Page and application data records
════════════════════
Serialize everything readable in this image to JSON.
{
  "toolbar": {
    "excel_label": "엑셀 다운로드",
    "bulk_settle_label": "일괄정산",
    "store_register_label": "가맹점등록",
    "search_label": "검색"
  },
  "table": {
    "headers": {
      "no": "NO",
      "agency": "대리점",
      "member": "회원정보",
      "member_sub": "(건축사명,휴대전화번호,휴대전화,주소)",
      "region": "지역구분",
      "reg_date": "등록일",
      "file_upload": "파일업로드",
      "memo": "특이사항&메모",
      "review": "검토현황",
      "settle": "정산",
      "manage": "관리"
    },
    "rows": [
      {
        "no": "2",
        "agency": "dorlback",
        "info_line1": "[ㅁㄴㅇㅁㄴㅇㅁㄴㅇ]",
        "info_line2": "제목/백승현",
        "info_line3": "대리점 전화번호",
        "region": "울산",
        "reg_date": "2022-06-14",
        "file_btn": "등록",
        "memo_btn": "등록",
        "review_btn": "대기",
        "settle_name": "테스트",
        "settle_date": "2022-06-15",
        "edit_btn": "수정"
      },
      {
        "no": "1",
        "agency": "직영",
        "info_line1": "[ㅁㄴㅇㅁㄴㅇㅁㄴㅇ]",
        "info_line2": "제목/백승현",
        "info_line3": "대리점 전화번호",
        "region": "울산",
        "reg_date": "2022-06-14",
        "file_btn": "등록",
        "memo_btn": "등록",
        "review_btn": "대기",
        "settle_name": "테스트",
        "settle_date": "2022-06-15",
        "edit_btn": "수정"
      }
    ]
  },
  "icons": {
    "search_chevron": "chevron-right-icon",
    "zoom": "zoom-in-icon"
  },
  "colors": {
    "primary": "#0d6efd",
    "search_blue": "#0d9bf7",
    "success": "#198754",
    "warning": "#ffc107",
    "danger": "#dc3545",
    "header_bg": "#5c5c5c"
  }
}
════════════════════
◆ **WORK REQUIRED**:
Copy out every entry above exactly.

◆ **FINISHED EXERCISE**:
Serialize everything readable in this image to JSON.
{
  "toolbar": {
    "excel_label": "엑셀 다운로드",
    "bulk_settle_label": "일괄정산",
    "store_register_label": "가맹점등록",
    "search_label": "검색"
  },
  "table": {
    "headers": {
      "no": "NO",
      "agency": "대리점",
      "member": "회원정보",
      "member_sub": "(건축사명,휴대전화번호,휴대전화,주소)",
      "region": "지역구분",
      "reg_date": "등록일",
      "file_upload": "파일업로드",
      "memo": "특이사항&메모",
      "review": "검토현황",
      "settle": "정산",
      "manage": "관리"
    },
    "rows": [
      {
        "no": "2",
        "agency": "dorlback",
        "info_line1": "[ㅁㄴㅇㅁㄴㅇㅁㄴㅇ]",
        "info_line2": "제목/백승현",
        "info_line3": "대리점 전화번호",
        "region": "울산",
        "reg_date": "2022-06-14",
        "file_btn": "등록",
        "memo_btn": "등록",
        "review_btn": "대기",
        "settle_name": "테스트",
        "settle_date": "2022-06-15",
        "edit_btn": "수정"
      },
      {
        "no": "1",
        "agency": "직영",
        "info_line1": "[ㅁㄴㅇㅁㄴㅇㅁㄴㅇ]",
        "info_line2": "제목/백승현",
        "info_line3": "대리점 전화번호",
        "region": "울산",
        "reg_date": "2022-06-14",
        "file_btn": "등록",
        "memo_btn": "등록",
        "review_btn": "대기",
        "settle_name": "테스트",
        "settle_date": "2022-06-15",
        "edit_btn": "수정"
      }
    ]
  },
  "icons": {
    "search_chevron": "chevron-right-icon",
    "zoom": "zoom-in-icon"
  },
  "colors": {
    "primary": "#0d6efd",
    "search_blue": "#0d9bf7",
    "success": "#198754",
    "warning": "#ffc107",
    "danger": "#dc3545",
    "header_bg": "#5c5c5c"
  }
}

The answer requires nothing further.